> [What the task requires] If a line of the data contains the word "your", it is counted; report how many such lines there are and nothing else.

> [Entries provided]
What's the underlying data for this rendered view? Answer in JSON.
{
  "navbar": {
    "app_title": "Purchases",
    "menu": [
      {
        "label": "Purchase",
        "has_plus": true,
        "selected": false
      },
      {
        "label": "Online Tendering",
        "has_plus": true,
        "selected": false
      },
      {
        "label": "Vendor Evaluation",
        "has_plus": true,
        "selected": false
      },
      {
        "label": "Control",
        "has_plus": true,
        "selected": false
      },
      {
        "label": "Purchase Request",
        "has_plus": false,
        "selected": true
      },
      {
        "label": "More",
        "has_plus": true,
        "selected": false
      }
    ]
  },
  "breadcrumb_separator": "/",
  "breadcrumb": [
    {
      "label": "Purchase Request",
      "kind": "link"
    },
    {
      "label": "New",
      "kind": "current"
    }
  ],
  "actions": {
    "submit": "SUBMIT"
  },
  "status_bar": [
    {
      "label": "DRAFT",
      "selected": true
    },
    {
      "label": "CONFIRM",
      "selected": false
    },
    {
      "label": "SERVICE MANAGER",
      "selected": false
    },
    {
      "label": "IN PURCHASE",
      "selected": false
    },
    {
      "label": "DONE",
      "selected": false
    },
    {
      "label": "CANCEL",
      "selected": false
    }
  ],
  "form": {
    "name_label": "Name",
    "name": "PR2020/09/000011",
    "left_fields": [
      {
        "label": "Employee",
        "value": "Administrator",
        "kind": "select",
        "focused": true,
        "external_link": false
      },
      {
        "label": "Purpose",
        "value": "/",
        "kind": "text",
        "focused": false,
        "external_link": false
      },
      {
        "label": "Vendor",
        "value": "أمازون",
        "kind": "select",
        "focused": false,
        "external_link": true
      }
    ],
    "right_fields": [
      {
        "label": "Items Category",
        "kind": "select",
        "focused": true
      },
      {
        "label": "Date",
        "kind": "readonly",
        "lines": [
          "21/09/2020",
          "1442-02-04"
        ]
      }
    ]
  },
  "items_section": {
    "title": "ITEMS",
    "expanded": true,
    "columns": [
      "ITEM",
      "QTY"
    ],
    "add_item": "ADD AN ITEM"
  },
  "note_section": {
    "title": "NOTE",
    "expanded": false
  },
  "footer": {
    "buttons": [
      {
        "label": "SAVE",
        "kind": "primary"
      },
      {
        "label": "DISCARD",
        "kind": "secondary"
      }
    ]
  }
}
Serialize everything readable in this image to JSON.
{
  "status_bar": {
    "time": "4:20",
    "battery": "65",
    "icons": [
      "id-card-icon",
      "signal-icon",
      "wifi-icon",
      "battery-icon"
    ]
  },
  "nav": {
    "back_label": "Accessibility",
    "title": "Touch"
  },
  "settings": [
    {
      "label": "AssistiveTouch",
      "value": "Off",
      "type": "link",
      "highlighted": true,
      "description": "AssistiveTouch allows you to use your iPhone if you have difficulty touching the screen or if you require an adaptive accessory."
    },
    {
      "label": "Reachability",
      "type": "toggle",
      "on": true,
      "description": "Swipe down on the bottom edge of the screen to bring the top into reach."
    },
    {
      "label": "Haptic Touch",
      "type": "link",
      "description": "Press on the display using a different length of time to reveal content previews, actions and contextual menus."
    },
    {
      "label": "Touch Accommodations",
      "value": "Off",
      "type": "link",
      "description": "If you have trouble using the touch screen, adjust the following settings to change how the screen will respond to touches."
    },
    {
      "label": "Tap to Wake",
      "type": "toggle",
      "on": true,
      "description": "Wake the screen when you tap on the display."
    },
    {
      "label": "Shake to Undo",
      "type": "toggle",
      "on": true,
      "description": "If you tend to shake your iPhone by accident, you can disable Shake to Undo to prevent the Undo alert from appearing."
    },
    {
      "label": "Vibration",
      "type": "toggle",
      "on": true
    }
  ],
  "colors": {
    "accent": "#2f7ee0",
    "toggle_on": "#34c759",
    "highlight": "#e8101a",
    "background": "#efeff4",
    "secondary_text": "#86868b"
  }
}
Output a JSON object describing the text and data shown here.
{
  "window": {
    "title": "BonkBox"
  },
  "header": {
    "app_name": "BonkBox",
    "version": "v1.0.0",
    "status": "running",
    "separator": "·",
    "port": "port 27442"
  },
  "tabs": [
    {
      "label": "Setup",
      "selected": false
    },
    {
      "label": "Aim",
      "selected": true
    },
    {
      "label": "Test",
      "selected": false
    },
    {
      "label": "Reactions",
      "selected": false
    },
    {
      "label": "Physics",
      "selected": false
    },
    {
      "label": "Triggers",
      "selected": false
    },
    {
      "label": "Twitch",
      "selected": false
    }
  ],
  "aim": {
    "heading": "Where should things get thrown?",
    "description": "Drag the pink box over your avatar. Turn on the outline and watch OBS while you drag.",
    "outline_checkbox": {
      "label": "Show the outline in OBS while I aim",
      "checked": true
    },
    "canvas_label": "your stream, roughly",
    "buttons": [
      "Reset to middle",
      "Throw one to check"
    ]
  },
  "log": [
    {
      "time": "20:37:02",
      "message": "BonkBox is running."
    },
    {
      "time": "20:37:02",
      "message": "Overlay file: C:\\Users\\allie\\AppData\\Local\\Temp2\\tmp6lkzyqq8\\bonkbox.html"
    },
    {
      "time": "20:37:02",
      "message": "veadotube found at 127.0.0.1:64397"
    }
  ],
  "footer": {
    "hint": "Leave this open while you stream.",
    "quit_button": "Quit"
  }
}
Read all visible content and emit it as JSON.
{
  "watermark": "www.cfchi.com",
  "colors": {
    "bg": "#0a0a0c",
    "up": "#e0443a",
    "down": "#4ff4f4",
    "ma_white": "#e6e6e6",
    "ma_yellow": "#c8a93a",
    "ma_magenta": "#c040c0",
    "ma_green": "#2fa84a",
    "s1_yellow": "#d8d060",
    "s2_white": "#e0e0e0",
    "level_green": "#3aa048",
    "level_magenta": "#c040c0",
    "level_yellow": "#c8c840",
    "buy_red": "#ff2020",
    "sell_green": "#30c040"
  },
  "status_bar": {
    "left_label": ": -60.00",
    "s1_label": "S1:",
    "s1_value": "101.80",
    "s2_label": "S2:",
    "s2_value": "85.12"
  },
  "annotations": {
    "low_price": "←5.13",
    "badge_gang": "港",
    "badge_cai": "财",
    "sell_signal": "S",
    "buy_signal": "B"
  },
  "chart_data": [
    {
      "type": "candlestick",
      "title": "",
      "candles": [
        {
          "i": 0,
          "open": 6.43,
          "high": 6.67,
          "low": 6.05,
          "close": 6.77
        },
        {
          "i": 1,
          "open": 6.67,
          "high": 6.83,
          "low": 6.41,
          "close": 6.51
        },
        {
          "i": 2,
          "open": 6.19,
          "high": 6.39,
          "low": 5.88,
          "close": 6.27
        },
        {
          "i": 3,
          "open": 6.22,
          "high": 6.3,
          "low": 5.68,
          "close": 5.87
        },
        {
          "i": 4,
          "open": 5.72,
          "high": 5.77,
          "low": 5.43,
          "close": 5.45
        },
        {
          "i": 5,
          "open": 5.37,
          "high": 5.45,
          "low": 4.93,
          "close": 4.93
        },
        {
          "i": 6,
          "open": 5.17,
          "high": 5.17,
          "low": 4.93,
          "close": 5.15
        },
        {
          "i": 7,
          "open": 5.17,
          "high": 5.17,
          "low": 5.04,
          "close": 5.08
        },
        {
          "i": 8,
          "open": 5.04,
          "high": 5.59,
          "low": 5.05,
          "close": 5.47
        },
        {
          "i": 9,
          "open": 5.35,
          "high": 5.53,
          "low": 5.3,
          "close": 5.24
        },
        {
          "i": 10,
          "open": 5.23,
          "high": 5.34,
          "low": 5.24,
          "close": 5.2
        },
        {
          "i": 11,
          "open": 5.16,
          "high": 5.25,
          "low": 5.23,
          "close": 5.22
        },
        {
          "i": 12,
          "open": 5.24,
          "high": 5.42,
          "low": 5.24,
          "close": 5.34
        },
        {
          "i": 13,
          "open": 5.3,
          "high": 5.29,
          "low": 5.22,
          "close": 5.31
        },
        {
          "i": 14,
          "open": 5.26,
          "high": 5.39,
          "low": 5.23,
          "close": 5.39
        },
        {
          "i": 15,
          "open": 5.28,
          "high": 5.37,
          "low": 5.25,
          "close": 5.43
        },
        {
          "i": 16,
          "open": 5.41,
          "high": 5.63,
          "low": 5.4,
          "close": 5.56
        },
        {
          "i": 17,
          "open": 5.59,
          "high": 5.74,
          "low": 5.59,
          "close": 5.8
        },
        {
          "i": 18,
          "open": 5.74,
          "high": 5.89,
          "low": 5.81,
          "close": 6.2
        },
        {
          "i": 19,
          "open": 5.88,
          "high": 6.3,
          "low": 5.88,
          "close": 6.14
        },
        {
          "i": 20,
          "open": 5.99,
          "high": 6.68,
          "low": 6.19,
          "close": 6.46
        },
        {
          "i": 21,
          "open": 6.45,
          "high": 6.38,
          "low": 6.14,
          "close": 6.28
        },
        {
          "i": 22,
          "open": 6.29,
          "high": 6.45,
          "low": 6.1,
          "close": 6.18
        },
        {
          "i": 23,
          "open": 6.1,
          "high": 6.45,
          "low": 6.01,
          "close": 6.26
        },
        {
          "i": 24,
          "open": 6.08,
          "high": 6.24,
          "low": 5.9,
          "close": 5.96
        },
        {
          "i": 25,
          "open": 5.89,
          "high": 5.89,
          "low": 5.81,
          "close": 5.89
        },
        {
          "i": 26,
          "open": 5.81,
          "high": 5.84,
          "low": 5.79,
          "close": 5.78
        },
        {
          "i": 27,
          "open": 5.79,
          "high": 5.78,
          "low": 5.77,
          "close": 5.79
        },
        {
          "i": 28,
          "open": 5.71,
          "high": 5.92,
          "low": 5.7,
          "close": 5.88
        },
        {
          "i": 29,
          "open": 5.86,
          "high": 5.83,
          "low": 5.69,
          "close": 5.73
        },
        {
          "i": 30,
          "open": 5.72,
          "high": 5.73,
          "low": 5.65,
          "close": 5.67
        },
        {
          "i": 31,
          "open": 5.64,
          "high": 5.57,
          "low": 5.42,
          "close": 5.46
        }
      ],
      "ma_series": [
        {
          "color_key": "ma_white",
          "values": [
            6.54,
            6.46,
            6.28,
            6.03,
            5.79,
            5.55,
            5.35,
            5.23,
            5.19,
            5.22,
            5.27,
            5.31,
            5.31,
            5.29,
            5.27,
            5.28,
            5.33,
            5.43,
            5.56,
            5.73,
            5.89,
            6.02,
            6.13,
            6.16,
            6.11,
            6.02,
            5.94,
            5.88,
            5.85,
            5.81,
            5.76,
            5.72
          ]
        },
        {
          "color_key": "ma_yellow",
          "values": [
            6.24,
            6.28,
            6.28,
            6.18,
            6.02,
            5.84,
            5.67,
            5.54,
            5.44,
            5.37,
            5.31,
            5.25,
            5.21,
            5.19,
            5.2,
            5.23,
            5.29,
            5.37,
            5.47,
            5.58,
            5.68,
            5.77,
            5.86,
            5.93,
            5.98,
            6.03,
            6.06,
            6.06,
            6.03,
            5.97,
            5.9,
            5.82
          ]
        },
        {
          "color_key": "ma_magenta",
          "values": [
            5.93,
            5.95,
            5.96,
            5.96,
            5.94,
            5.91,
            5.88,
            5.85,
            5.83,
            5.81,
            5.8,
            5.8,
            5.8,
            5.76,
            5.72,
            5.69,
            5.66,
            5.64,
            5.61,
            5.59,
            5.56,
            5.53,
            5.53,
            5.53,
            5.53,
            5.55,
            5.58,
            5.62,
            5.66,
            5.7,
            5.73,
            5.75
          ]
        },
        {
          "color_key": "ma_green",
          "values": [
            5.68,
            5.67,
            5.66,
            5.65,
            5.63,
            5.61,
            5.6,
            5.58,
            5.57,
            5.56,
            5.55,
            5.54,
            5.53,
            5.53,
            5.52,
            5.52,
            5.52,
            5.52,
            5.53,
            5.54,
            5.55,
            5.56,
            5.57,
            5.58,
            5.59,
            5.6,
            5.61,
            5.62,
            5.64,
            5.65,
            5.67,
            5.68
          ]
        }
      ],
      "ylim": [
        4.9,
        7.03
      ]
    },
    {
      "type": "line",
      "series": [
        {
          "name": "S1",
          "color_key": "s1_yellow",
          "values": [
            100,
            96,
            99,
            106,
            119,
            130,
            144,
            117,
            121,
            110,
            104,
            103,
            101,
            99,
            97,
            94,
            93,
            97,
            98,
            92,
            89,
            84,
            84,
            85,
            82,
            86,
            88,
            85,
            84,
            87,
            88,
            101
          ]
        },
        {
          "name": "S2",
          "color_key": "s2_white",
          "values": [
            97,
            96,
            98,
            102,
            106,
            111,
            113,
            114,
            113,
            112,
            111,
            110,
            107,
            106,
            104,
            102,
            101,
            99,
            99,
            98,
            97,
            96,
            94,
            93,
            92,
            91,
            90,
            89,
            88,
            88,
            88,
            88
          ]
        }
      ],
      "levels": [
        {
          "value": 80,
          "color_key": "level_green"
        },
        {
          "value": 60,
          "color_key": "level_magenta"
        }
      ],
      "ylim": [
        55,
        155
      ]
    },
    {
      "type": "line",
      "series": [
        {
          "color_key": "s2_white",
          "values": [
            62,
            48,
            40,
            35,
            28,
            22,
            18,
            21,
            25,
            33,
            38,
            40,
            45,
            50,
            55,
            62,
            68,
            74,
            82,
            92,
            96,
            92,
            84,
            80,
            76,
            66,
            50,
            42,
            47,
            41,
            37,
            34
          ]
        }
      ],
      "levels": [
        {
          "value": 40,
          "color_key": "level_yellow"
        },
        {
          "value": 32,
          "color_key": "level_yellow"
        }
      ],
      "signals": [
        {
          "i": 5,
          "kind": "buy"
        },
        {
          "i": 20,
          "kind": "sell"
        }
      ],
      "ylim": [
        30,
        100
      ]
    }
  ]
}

> [Answer to this exercise] 4